● Problem details
Apart from the pictures, which must be omitted, restate the data exactly.

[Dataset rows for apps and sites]
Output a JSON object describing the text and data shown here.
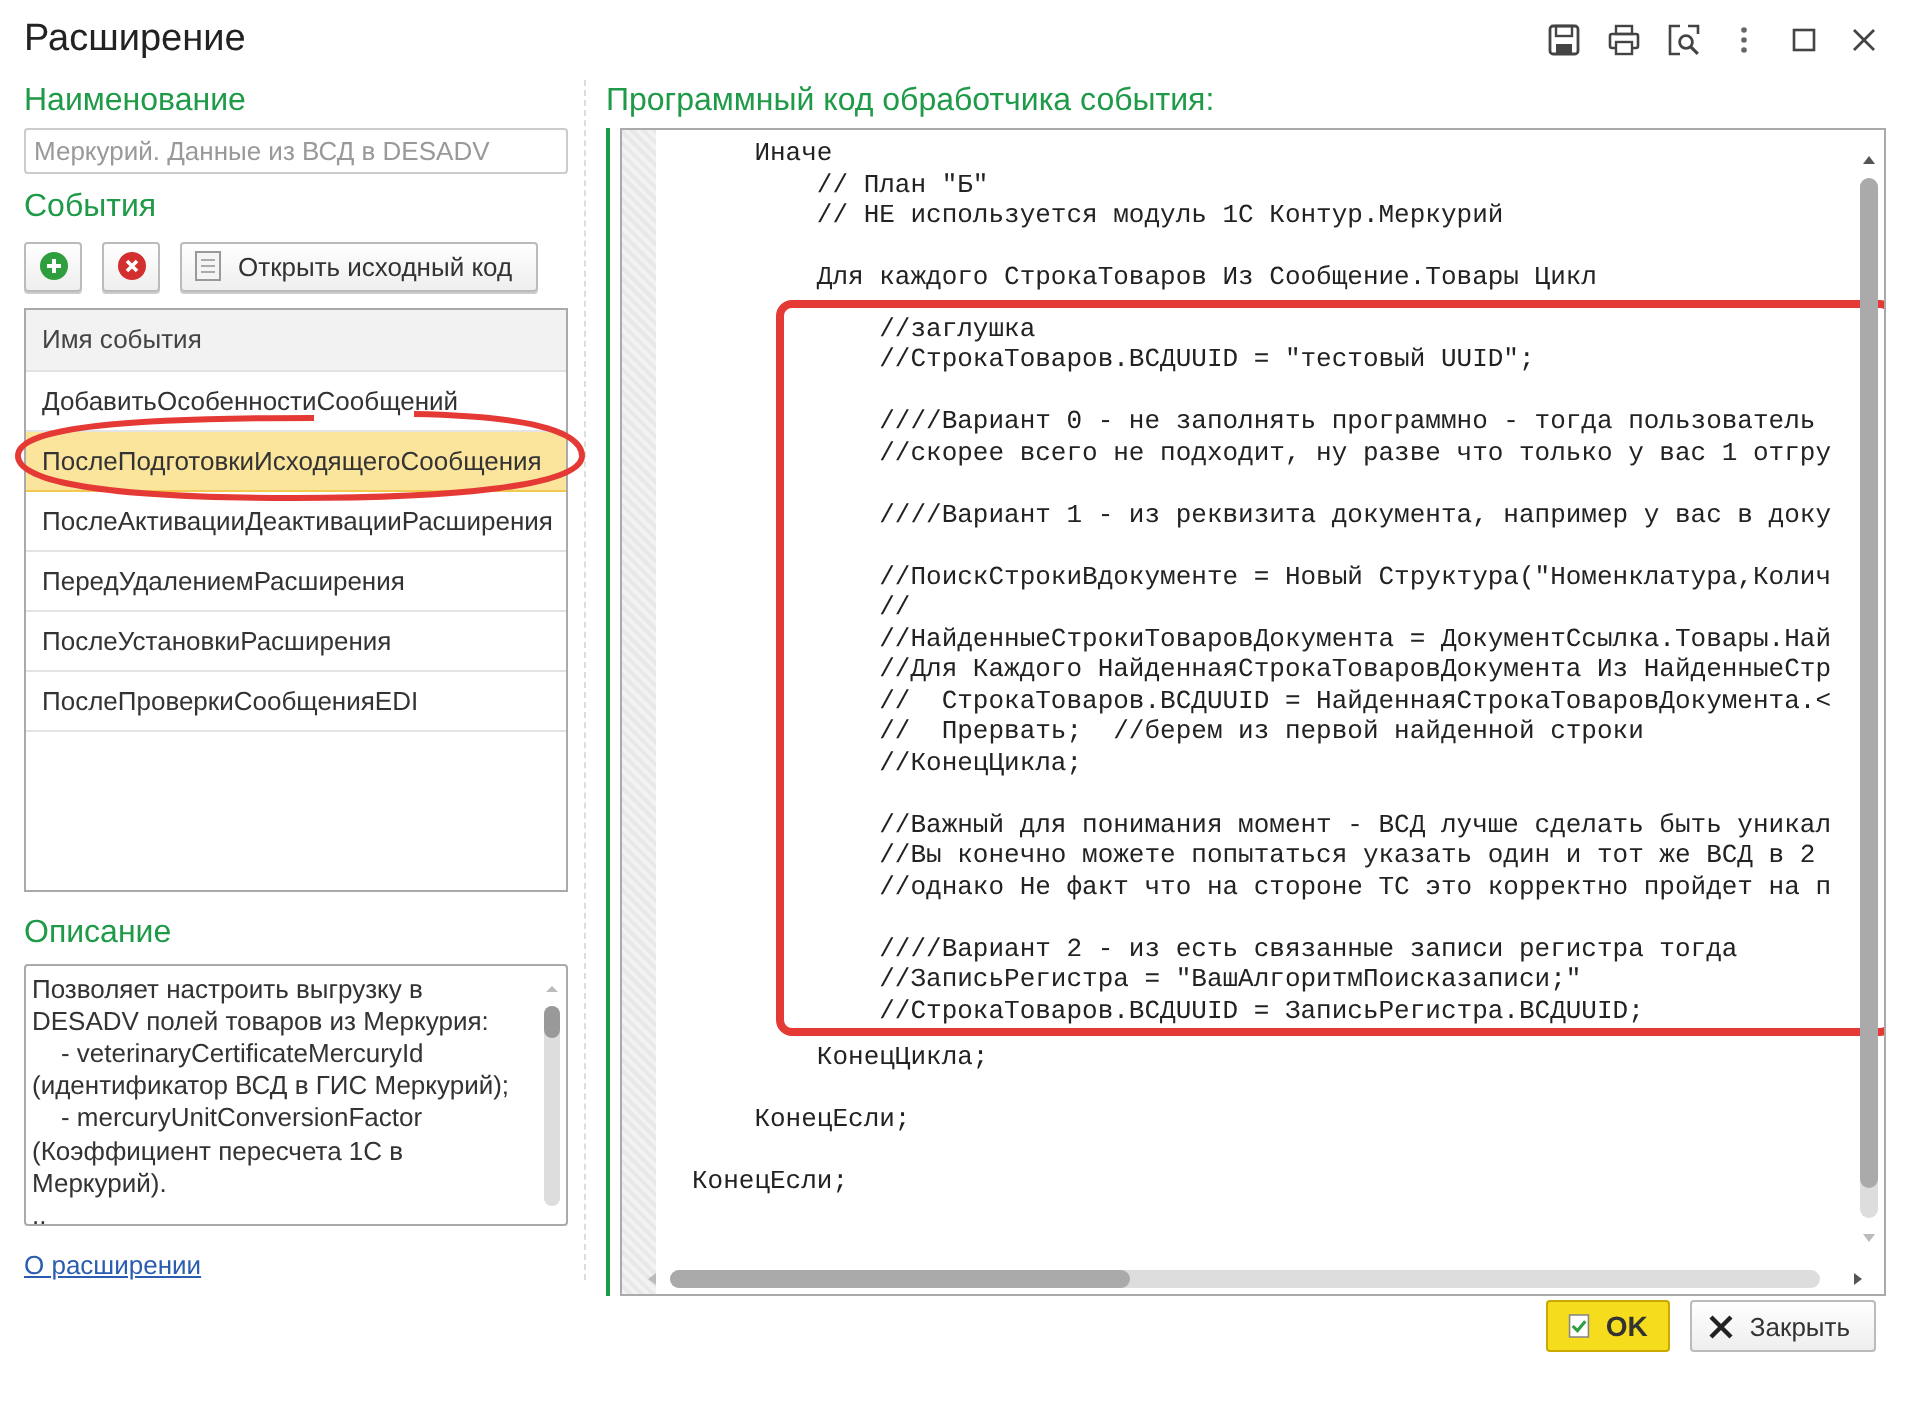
{
  "window": {
    "title": "Расширение"
  },
  "name_section": {
    "label": "Наименование",
    "placeholder": "Меркурий. Данные из ВСД в DESADV"
  },
  "events_section": {
    "label": "События",
    "open_code_button": "Открыть исходный код"
  },
  "events_table": {
    "column": "Имя события",
    "rows": [
      {
        "name": "ДобавитьОсобенностиСообщений",
        "selected": false
      },
      {
        "name": "ПослеПодготовкиИсходящегоСообщения",
        "selected": true
      },
      {
        "name": "ПослеАктивацииДеактивацииРасширения",
        "selected": false
      },
      {
        "name": "ПередУдалениемРасширения",
        "selected": false
      },
      {
        "name": "ПослеУстановкиРасширения",
        "selected": false
      },
      {
        "name": "ПослеПроверкиСообщенияEDI",
        "selected": false
      }
    ]
  },
  "description": {
    "label": "Описание",
    "text": "Позволяет настроить выгрузку в DESADV полей товаров из Меркурия:\n    - veterinaryCertificateMercuryId (идентификатор ВСД в ГИС Меркурий);\n    - mercuryUnitConversionFactor (Коэффициент пересчета 1С в Меркурий).\n.."
  },
  "about_link": "О расширении",
  "code": {
    "label": "Программный код обработчика события:",
    "blocks": [
      {
        "marked": false,
        "paragraphs": [
          [
            "    Иначе",
            "        // План \"Б\"",
            "        // НЕ используется модуль 1С Контур.Меркурий"
          ],
          [
            "        Для каждого СтрокаТоваров Из Сообщение.Товары Цикл"
          ]
        ]
      },
      {
        "marked": true,
        "paragraphs": [
          [
            "            //заглушка",
            "            //СтрокаТоваров.ВСДUUID = \"тестовый UUID\";"
          ],
          [
            "            ////Вариант 0 - не заполнять программно - тогда пользователь",
            "            //скорее всего не подходит, ну разве что только у вас 1 отгру"
          ],
          [
            "            ////Вариант 1 - из реквизита документа, например у вас в доку"
          ],
          [
            "            //ПоискСтрокиВдокументе = Новый Структура(\"Номенклатура,Колич",
            "            //",
            "            //НайденныеСтрокиТоваровДокумента = ДокументСсылка.Товары.Най",
            "            //Для Каждого НайденнаяСтрокаТоваровДокумента Из НайденныеСтр",
            "            //  СтрокаТоваров.ВСДUUID = НайденнаяСтрокаТоваровДокумента.<",
            "            //  Прервать;  //берем из первой найденной строки",
            "            //КонецЦикла;"
          ],
          [
            "            //Важный для понимания момент - ВСД лучше сделать быть уникал",
            "            //Вы конечно можете попытаться указать один и тот же ВСД в 2",
            "            //однако Не факт что на стороне ТС это корректно пройдет на п"
          ],
          [
            "            ////Вариант 2 - из есть связанные записи регистра тогда",
            "            //ЗаписьРегистра = \"ВашАлгоритмПоисказаписи;\"",
            "            //СтрокаТоваров.ВСДUUID = ЗаписьРегистра.ВСДUUID;"
          ]
        ]
      },
      {
        "marked": false,
        "paragraphs": [
          [
            "        КонецЦикла;"
          ],
          [
            "    КонецЕсли;"
          ],
          [
            "КонецЕсли;"
          ]
        ]
      }
    ]
  },
  "buttons": {
    "ok": "OK",
    "close": "Закрыть"
  }
}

● Answer space
Output a JSON object describing the text and data shown here.
{
  "window": {
    "title": "Расширение"
  },
  "name_section": {
    "label": "Наименование",
    "placeholder": "Меркурий. Данные из ВСД в DESADV"
  },
  "events_section": {
    "label": "События",
    "open_code_button": "Открыть исходный код"
  },
  "events_table": {
    "column": "Имя события",
    "rows": [
      {
        "name": "ДобавитьОсобенностиСообщений",
        "selected": false
      },
      {
        "name": "ПослеПодготовкиИсходящегоСообщения",
        "selected": true
      },
      {
        "name": "ПослеАктивацииДеактивацииРасширения",
        "selected": false
      },
      {
        "name": "ПередУдалениемРасширения",
        "selected": false
      },
      {
        "name": "ПослеУстановкиРасширения",
        "selected": false
      },
      {
        "name": "ПослеПроверкиСообщенияEDI",
        "selected": false
      }
    ]
  },
  "description": {
    "label": "Описание",
    "text": "Позволяет настроить выгрузку в DESADV полей товаров из Меркурия:\n    - veterinaryCertificateMercuryId (идентификатор ВСД в ГИС Меркурий);\n    - mercuryUnitConversionFactor (Коэффициент пересчета 1С в Меркурий).\n.."
  },
  "about_link": "О расширении",
  "code": {
    "label": "Программный код обработчика события:",
    "blocks": [
      {
        "marked": false,
        "paragraphs": [
          [
            "    Иначе",
            "        // План \"Б\"",
            "        // НЕ используется модуль 1С Контур.Меркурий"
          ],
          [
            "        Для каждого СтрокаТоваров Из Сообщение.Товары Цикл"
          ]
        ]
      },
      {
        "marked": true,
        "paragraphs": [
          [
            "            //заглушка",
            "            //СтрокаТоваров.ВСДUUID = \"тестовый UUID\";"
          ],
          [
            "            ////Вариант 0 - не заполнять программно - тогда пользователь",
            "            //скорее всего не подходит, ну разве что только у вас 1 отгру"
          ],
          [
            "            ////Вариант 1 - из реквизита документа, например у вас в доку"
          ],
          [
            "            //ПоискСтрокиВдокументе = Новый Структура(\"Номенклатура,Колич",
            "            //",
            "            //НайденныеСтрокиТоваровДокумента = ДокументСсылка.Товары.Най",
            "            //Для Каждого НайденнаяСтрокаТоваровДокумента Из НайденныеСтр",
            "            //  СтрокаТоваров.ВСДUUID = НайденнаяСтрокаТоваровДокумента.<",
            "            //  Прервать;  //берем из первой найденной строки",
            "            //КонецЦикла;"
          ],
          [
            "            //Важный для понимания момент - ВСД лучше сделать быть уникал",
            "            //Вы конечно можете попытаться указать один и тот же ВСД в 2",
            "            //однако Не факт что на стороне ТС это корректно пройдет на п"
          ],
          [
            "            ////Вариант 2 - из есть связанные записи регистра тогда",
            "            //ЗаписьРегистра = \"ВашАлгоритмПоисказаписи;\"",
            "            //СтрокаТоваров.ВСДUUID = ЗаписьРегистра.ВСДUUID;"
          ]
        ]
      },
      {
        "marked": false,
        "paragraphs": [
          [
            "        КонецЦикла;"
          ],
          [
            "    КонецЕсли;"
          ],
          [
            "КонецЕсли;"
          ]
        ]
      }
    ]
  },
  "buttons": {
    "ok": "OK",
    "close": "Закрыть"
  }
}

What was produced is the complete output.